Movie Review: The Martian
Two years post the groundbreaking “Gravity” and a year after the stellar “Interstellar,” along comes “The Martian,” based on a best-selling book by Andy Weir and directed by Ridley Scott (“Prometheus“).
During an exploration in Mars, a fierce sandstorm forces a team of astronauts, led by commander Melissa Lewis (Jessica Chastain, “Zero Dark Thirty,” “The Debt“) to abort their mission and evacuate the base. Astronaut Mark Watney (Matt Damon, “Elysium,” “The Adjustment Bureau“) is impaled by a satellite antenna, left stranded and presumed dead.
Mark is injured but makes it back to the base safely. Alone and alive, he quickly realizes his predicament. Millions of miles away from home, four years until another manned mission, severed communication and supplies to last only for 31 days. The odds are overwhelmingly unfavorable. He could suffocate in a toxic air, freeze to death, or die out of starvation or thirst. But instead of giving up, Mark decides to survive by making the best with what he has, while attempting to establish contact with NASA.
What happens next is what distinguishes “The Martian” with the other space movies. This one is rooted in ‘hard’ science, courses of actions done based on real science and technology. In a hostile, arid planet and encased in solitude, Mark uses his expertise as a botanist and resourcefulness to generate oxygen, create heat, produce water, grow crops and ration his limited food. And perhaps just as important, not losing his sense of optimism and wry humor to keep his sanity and spirit alive. In an overlong movie (2 hours and 21 minutes) filled with ‘science speak’ and solo time, Damon does an admirable job in moving things along in an engaging fashion.
On Earth, the wheels start turning when NASA realizes that Mark is still alive, even as officials try to keep the news from his teammates, en route home, still in space. Each communication brings both clarity and confusion. Even if they’re able to build and launch a supplies craft, time is not on their side. A setback occurs in Mars where Mark is no longer able to harvest more plants, which means he will run out of food.

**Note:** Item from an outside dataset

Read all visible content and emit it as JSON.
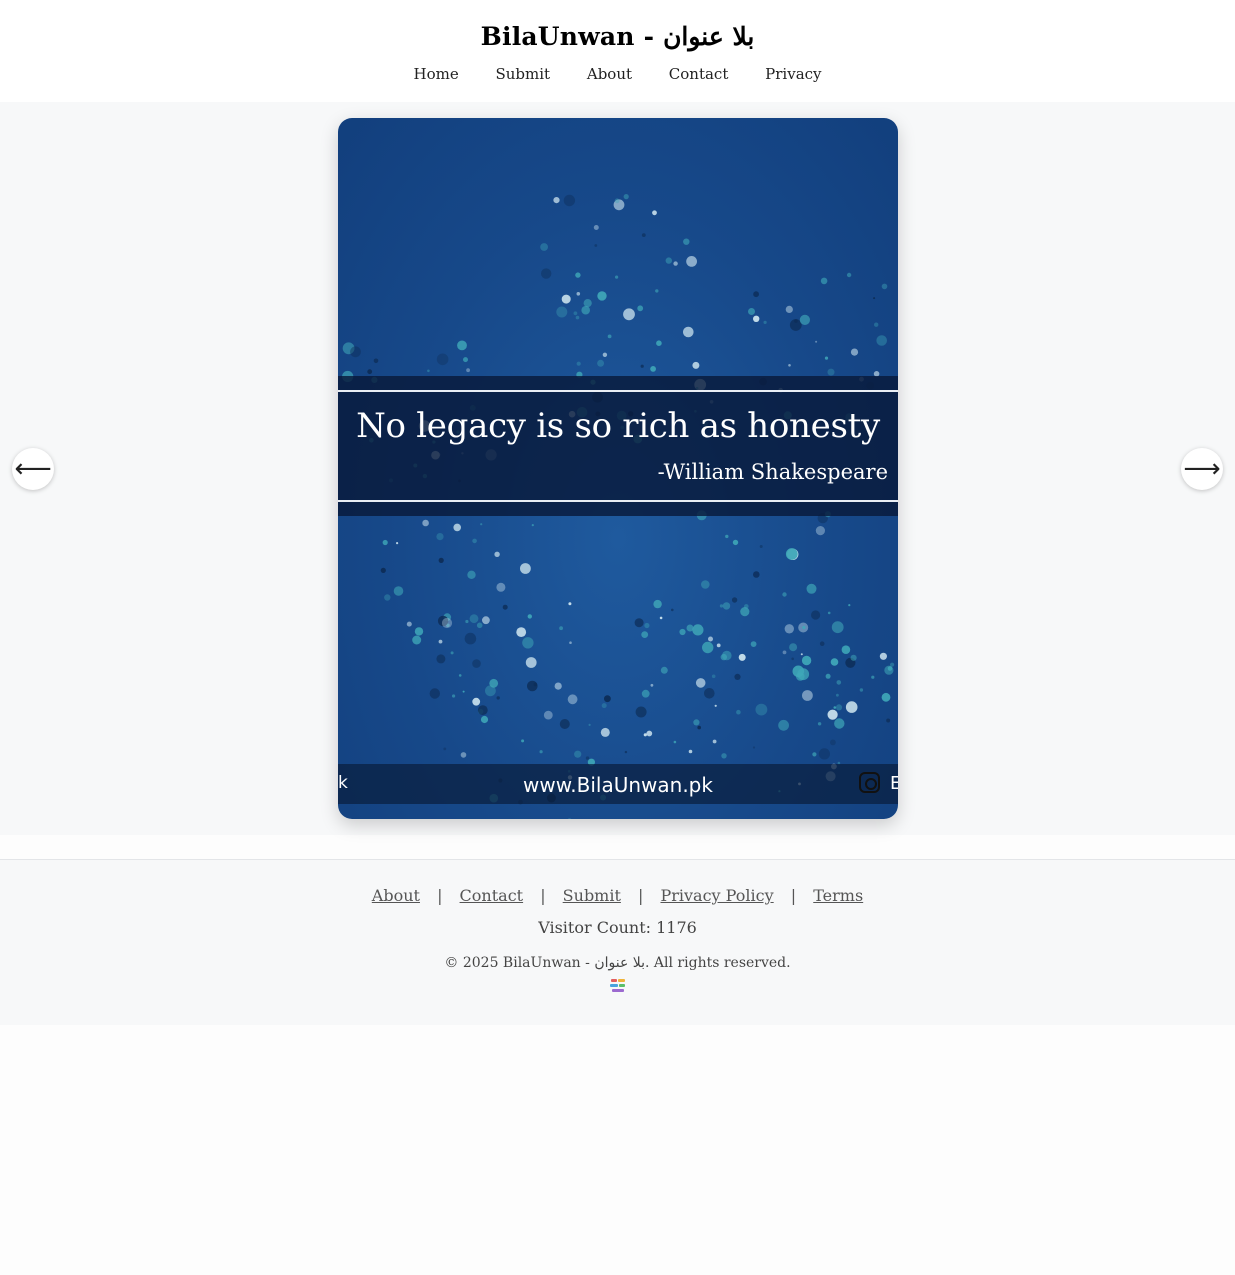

Nobody is giving up, however. A lively group of really smart, passionate people working together tirelessly to develop solutions to rescue Mark. It is not without discord. It’s a matter of highly calculated risk; it could pay off big time or fail catastrophically, which would cost more lives. And to a lesser extent, a public outcry and end of the space programs.

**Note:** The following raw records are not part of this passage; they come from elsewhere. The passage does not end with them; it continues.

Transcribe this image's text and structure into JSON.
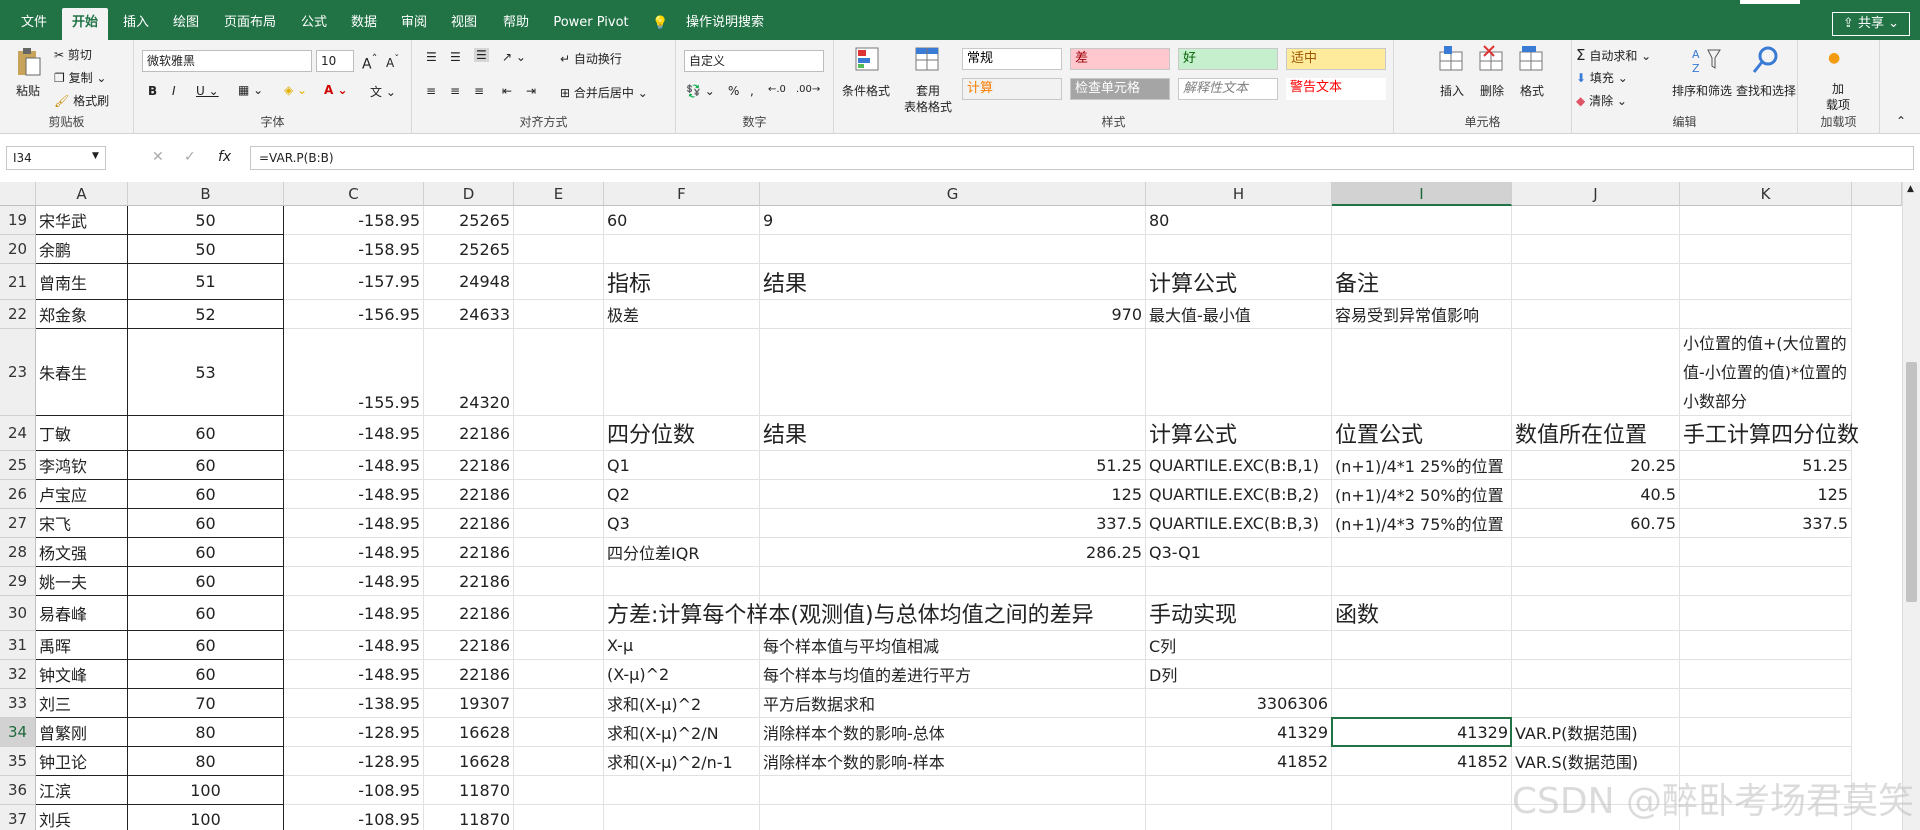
{
  "tabs": [
    "文件",
    "开始",
    "插入",
    "绘图",
    "页面布局",
    "公式",
    "数据",
    "审阅",
    "视图",
    "帮助",
    "Power Pivot",
    "操作说明搜索"
  ],
  "share_label": "共享",
  "ribbon": {
    "clipboard": {
      "paste": "粘贴",
      "cut": "剪切",
      "copy": "复制",
      "format_painter": "格式刷",
      "label": "剪贴板"
    },
    "font": {
      "name": "微软雅黑",
      "size": "10",
      "label": "字体"
    },
    "alignment": {
      "wrap": "自动换行",
      "merge": "合并后居中",
      "label": "对齐方式"
    },
    "number": {
      "format": "自定义",
      "label": "数字"
    },
    "styles": {
      "cond_format": "条件格式",
      "table_format_1": "套用",
      "table_format_2": "表格格式",
      "cells": [
        {
          "text": "常规",
          "bg": "#ffffff",
          "fg": "#000000"
        },
        {
          "text": "差",
          "bg": "#ffc7ce",
          "fg": "#9c0006"
        },
        {
          "text": "好",
          "bg": "#c6efce",
          "fg": "#006100"
        },
        {
          "text": "适中",
          "bg": "#ffeb9c",
          "fg": "#9c5700"
        },
        {
          "text": "计算",
          "bg": "#f2f2f2",
          "fg": "#fa7d00"
        },
        {
          "text": "检查单元格",
          "bg": "#a5a5a5",
          "fg": "#ffffff"
        },
        {
          "text": "解释性文本",
          "bg": "#ffffff",
          "fg": "#7f7f7f"
        },
        {
          "text": "警告文本",
          "bg": "#ffffff",
          "fg": "#ff0000"
        }
      ],
      "label": "样式"
    },
    "cells": {
      "insert": "插入",
      "delete": "删除",
      "format": "格式",
      "label": "单元格"
    },
    "editing": {
      "autosum": "自动求和",
      "fill": "填充",
      "clear": "清除",
      "sort": "排序和筛选",
      "find": "查找和选择",
      "label": "编辑"
    },
    "addins": {
      "load_1": "加",
      "load_2": "载项",
      "label": "加载项"
    }
  },
  "formula_bar": {
    "name_box": "I34",
    "formula": "=VAR.P(B:B)"
  },
  "columns": [
    "A",
    "B",
    "C",
    "D",
    "E",
    "F",
    "G",
    "H",
    "I",
    "J",
    "K"
  ],
  "selected_col": "I",
  "selected_row": "34",
  "rows": [
    {
      "n": "19",
      "h": 29,
      "cells": {
        "A": "宋华武",
        "B": "50",
        "C": "-158.95",
        "D": "25265",
        "F": "60",
        "G": "9",
        "H": "80"
      }
    },
    {
      "n": "20",
      "h": 29,
      "cells": {
        "A": "余鹏",
        "B": "50",
        "C": "-158.95",
        "D": "25265"
      }
    },
    {
      "n": "21",
      "h": 36,
      "cells": {
        "A": "曾南生",
        "B": "51",
        "C": "-157.95",
        "D": "24948",
        "F": "指标",
        "G": "结果",
        "H": "计算公式",
        "I": "备注"
      }
    },
    {
      "n": "22",
      "h": 29,
      "cells": {
        "A": "郑金象",
        "B": "52",
        "C": "-156.95",
        "D": "24633",
        "F": "极差",
        "G": "970",
        "H": "最大值-最小值",
        "I": "容易受到异常值影响"
      }
    },
    {
      "n": "23",
      "h": 87,
      "cells": {
        "A": "朱春生",
        "B": "53",
        "C": "-155.95",
        "D": "24320",
        "K": "小位置的值+(大位置的值-小位置的值)*位置的小数部分"
      }
    },
    {
      "n": "24",
      "h": 35,
      "cells": {
        "A": "丁敏",
        "B": "60",
        "C": "-148.95",
        "D": "22186",
        "F": "四分位数",
        "G": "结果",
        "H": "计算公式",
        "I": "位置公式",
        "J": "数值所在位置",
        "K": "手工计算四分位数"
      }
    },
    {
      "n": "25",
      "h": 29,
      "cells": {
        "A": "李鸿钦",
        "B": "60",
        "C": "-148.95",
        "D": "22186",
        "F": "Q1",
        "G": "51.25",
        "H": "QUARTILE.EXC(B:B,1)",
        "I": "(n+1)/4*1  25%的位置",
        "J": "20.25",
        "K": "51.25"
      }
    },
    {
      "n": "26",
      "h": 29,
      "cells": {
        "A": "卢宝应",
        "B": "60",
        "C": "-148.95",
        "D": "22186",
        "F": "Q2",
        "G": "125",
        "H": "QUARTILE.EXC(B:B,2)",
        "I": "(n+1)/4*2  50%的位置",
        "J": "40.5",
        "K": "125"
      }
    },
    {
      "n": "27",
      "h": 29,
      "cells": {
        "A": "宋飞",
        "B": "60",
        "C": "-148.95",
        "D": "22186",
        "F": "Q3",
        "G": "337.5",
        "H": "QUARTILE.EXC(B:B,3)",
        "I": "(n+1)/4*3  75%的位置",
        "J": "60.75",
        "K": "337.5"
      }
    },
    {
      "n": "28",
      "h": 29,
      "cells": {
        "A": "杨文强",
        "B": "60",
        "C": "-148.95",
        "D": "22186",
        "F": "四分位差IQR",
        "G": "286.25",
        "H": "Q3-Q1"
      }
    },
    {
      "n": "29",
      "h": 29,
      "cells": {
        "A": "姚一夫",
        "B": "60",
        "C": "-148.95",
        "D": "22186"
      }
    },
    {
      "n": "30",
      "h": 35,
      "cells": {
        "A": "易春峰",
        "B": "60",
        "C": "-148.95",
        "D": "22186",
        "F": "方差:计算每个样本(观测值)与总体均值之间的差异",
        "H": "手动实现",
        "I": "函数"
      }
    },
    {
      "n": "31",
      "h": 29,
      "cells": {
        "A": "禹晖",
        "B": "60",
        "C": "-148.95",
        "D": "22186",
        "F": "X-μ",
        "G": "每个样本值与平均值相减",
        "H": "C列"
      }
    },
    {
      "n": "32",
      "h": 29,
      "cells": {
        "A": "钟文峰",
        "B": "60",
        "C": "-148.95",
        "D": "22186",
        "F": "(X-μ)^2",
        "G": "每个样本与均值的差进行平方",
        "H": "D列"
      }
    },
    {
      "n": "33",
      "h": 29,
      "cells": {
        "A": "刘三",
        "B": "70",
        "C": "-138.95",
        "D": "19307",
        "F": "求和(X-μ)^2",
        "G": "平方后数据求和",
        "H": "3306306"
      }
    },
    {
      "n": "34",
      "h": 29,
      "cells": {
        "A": "曾繁刚",
        "B": "80",
        "C": "-128.95",
        "D": "16628",
        "F": "求和(X-μ)^2/N",
        "G": "消除样本个数的影响-总体",
        "H": "41329",
        "I": "41329",
        "J": "VAR.P(数据范围)"
      }
    },
    {
      "n": "35",
      "h": 29,
      "cells": {
        "A": "钟卫论",
        "B": "80",
        "C": "-128.95",
        "D": "16628",
        "F": "求和(X-μ)^2/n-1",
        "G": "消除样本个数的影响-样本",
        "H": "41852",
        "I": "41852",
        "J": "VAR.S(数据范围)"
      }
    },
    {
      "n": "36",
      "h": 29,
      "cells": {
        "A": "江滨",
        "B": "100",
        "C": "-108.95",
        "D": "11870"
      }
    },
    {
      "n": "37",
      "h": 29,
      "cells": {
        "A": "刘兵",
        "B": "100",
        "C": "-108.95",
        "D": "11870"
      }
    }
  ],
  "watermark": "CSDN @醉卧考场君莫笑"
}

Meanwhile, when news reach his crewmates, the rest of the astronauts pledge to launch their own daring mission, severely risky as it may be and against the officially sanctioned plan to bring one of their own home with them. The last stretch is a tense scene involving a remotely controlled, open-top capsule and spacecraft trying to make the right trajectory toward each other with astronauts hurling into space.
Since comparisons are inevitable, it’s worth mentioning that “Gravity,” “Interstellar” and “The Martian” are very different movies. “Gravity” is a singular space survival tale and as close you could probably get to being in space. “Interstellar” (also starring Damon and Chastain), a celestial tapestry of space exploration and heartfelt human story, is clearly a fantasy adventure with the time–bending element. “The Martian” is a space procedural drama, looking like a real planetary operation gone wrong in a not-too-distant future, plausible survival and rescue mission somewhere near the realms of possibility. Interestingly, it’s not a grim film. The filmmaker takes a unusual approach, telling the story with a lighter touch and air of levity.
Drawing upon science, intelligence, collaboration and imagination, it shows how the brightest minds can accomplish great things together. “The Martian” is a crowdpleaser, hopefully one that may inspire the next generation of space explorations.
Copyright (c) 2015. Nathalia Aryani